Search the records for the string "Word", and show each line where it appears.

Entries from a dataset of interfaces
^^^^

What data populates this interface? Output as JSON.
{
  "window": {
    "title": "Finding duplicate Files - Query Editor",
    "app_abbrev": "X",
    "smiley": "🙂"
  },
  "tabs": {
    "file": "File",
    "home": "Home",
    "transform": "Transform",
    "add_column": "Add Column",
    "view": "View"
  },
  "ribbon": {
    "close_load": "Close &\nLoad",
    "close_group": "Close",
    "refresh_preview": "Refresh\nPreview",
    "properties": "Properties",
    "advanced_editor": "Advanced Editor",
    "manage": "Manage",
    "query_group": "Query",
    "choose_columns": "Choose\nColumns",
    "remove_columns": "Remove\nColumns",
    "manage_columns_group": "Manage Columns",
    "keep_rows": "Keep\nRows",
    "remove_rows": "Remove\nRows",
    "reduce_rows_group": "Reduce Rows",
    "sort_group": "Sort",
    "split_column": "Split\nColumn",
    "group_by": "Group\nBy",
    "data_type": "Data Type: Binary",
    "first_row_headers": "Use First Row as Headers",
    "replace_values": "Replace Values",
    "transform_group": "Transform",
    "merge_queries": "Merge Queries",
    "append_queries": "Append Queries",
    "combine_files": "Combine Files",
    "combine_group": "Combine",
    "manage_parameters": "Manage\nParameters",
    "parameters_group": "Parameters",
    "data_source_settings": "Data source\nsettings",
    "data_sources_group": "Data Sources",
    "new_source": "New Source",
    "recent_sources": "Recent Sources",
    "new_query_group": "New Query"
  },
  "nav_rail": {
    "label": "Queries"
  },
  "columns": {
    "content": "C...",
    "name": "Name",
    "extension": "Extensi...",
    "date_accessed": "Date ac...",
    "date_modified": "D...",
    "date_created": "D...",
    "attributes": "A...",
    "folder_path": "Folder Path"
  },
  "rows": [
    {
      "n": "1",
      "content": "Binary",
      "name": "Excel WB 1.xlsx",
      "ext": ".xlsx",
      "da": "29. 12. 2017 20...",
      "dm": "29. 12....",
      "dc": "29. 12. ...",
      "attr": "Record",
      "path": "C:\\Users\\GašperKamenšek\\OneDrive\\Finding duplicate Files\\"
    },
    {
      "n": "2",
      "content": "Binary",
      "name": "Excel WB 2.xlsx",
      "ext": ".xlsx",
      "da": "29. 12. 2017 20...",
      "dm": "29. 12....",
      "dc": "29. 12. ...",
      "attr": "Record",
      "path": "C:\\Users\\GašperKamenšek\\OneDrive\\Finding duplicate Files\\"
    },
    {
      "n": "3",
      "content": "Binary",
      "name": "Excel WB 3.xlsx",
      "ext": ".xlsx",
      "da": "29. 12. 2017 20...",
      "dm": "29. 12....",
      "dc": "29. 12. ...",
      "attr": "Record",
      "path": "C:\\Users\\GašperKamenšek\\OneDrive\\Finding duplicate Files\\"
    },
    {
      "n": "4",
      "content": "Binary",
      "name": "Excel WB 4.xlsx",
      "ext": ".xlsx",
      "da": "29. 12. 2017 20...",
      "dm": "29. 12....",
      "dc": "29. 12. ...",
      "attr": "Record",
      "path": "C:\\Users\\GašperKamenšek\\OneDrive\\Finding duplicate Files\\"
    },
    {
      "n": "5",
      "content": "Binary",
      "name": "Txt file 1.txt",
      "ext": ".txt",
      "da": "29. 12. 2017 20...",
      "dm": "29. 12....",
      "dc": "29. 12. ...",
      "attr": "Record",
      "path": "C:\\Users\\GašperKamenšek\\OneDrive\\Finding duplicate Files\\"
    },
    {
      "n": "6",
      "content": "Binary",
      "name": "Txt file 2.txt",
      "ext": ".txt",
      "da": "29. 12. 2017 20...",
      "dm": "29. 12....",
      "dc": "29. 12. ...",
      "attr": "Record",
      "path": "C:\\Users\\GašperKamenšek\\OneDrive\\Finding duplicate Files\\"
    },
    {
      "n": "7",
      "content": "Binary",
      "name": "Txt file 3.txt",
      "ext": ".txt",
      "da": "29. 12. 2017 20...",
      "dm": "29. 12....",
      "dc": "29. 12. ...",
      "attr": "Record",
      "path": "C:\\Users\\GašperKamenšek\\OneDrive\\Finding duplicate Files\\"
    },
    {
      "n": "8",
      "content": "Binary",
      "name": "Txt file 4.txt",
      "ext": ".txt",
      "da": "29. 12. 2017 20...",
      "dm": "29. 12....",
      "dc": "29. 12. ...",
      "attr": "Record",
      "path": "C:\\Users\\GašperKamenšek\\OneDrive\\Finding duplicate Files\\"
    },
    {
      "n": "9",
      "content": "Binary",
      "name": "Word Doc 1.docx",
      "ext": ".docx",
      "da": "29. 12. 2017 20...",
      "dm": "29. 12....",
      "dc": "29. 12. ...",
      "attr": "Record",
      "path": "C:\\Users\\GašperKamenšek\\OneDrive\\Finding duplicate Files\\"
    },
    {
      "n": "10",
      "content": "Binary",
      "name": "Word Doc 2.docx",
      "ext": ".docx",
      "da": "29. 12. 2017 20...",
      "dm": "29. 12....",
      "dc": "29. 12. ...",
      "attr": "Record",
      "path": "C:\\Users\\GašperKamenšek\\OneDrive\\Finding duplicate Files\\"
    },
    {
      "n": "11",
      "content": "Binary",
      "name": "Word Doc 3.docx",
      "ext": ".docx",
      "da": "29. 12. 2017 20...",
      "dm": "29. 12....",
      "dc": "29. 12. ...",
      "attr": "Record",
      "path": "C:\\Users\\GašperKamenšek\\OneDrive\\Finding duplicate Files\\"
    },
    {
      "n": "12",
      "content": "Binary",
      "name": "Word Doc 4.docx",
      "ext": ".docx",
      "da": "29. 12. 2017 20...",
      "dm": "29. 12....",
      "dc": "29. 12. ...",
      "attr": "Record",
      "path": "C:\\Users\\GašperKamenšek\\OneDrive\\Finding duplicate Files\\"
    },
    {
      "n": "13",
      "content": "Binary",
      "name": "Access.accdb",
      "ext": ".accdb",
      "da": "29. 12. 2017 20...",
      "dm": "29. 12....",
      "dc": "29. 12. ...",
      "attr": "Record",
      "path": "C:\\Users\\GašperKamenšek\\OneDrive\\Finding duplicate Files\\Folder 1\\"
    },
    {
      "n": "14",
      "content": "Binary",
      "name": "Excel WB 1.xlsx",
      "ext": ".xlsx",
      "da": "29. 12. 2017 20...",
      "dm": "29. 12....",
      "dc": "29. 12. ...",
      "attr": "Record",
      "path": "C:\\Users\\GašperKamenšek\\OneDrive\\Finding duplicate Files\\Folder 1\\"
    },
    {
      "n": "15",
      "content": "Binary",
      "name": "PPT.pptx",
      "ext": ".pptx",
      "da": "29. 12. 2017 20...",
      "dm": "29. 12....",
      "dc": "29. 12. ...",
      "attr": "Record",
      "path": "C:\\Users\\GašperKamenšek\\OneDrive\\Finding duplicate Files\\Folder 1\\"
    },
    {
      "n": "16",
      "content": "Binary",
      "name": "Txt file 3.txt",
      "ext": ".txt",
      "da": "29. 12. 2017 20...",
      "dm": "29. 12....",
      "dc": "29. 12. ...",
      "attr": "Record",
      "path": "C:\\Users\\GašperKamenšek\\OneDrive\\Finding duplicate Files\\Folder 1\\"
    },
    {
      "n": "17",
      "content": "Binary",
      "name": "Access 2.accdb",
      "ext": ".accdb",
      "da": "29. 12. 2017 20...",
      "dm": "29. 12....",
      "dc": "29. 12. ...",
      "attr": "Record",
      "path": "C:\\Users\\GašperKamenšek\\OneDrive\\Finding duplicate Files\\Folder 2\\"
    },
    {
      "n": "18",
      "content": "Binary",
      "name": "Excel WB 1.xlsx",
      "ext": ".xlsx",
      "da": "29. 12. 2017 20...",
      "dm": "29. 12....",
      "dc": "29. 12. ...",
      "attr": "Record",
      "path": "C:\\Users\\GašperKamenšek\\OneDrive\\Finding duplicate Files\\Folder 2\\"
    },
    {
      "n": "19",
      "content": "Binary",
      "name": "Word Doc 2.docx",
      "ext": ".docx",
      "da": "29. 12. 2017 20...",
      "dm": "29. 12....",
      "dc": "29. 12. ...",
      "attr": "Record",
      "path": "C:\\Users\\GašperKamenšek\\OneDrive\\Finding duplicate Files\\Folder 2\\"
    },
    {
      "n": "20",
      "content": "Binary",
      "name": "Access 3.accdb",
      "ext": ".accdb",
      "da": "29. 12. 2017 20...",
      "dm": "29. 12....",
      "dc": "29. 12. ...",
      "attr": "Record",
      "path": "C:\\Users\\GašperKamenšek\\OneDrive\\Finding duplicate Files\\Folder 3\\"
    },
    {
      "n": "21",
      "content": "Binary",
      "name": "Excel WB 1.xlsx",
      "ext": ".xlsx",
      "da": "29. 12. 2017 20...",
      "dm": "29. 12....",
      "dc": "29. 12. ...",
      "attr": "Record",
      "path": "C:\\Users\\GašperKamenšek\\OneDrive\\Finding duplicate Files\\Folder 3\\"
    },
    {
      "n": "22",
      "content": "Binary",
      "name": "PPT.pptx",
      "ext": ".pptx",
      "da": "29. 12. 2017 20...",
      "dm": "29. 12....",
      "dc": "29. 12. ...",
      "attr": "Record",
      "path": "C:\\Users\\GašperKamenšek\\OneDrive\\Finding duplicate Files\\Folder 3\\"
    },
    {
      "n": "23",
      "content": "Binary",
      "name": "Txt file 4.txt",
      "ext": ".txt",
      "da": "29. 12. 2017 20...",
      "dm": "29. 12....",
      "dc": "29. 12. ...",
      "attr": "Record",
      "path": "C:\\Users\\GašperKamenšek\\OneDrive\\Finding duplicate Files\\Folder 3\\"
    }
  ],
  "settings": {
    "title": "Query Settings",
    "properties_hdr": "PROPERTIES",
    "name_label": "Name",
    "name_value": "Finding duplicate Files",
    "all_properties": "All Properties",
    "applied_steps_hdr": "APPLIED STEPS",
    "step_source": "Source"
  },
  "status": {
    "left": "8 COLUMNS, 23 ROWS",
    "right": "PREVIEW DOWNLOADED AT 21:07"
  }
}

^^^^

• _The completed task_
      "name": "Word Doc 1.docx",
      "name": "Word Doc 2.docx",
      "name": "Word Doc 3.docx",
      "name": "Word Doc 4.docx",
      "name": "Word Doc 2.docx",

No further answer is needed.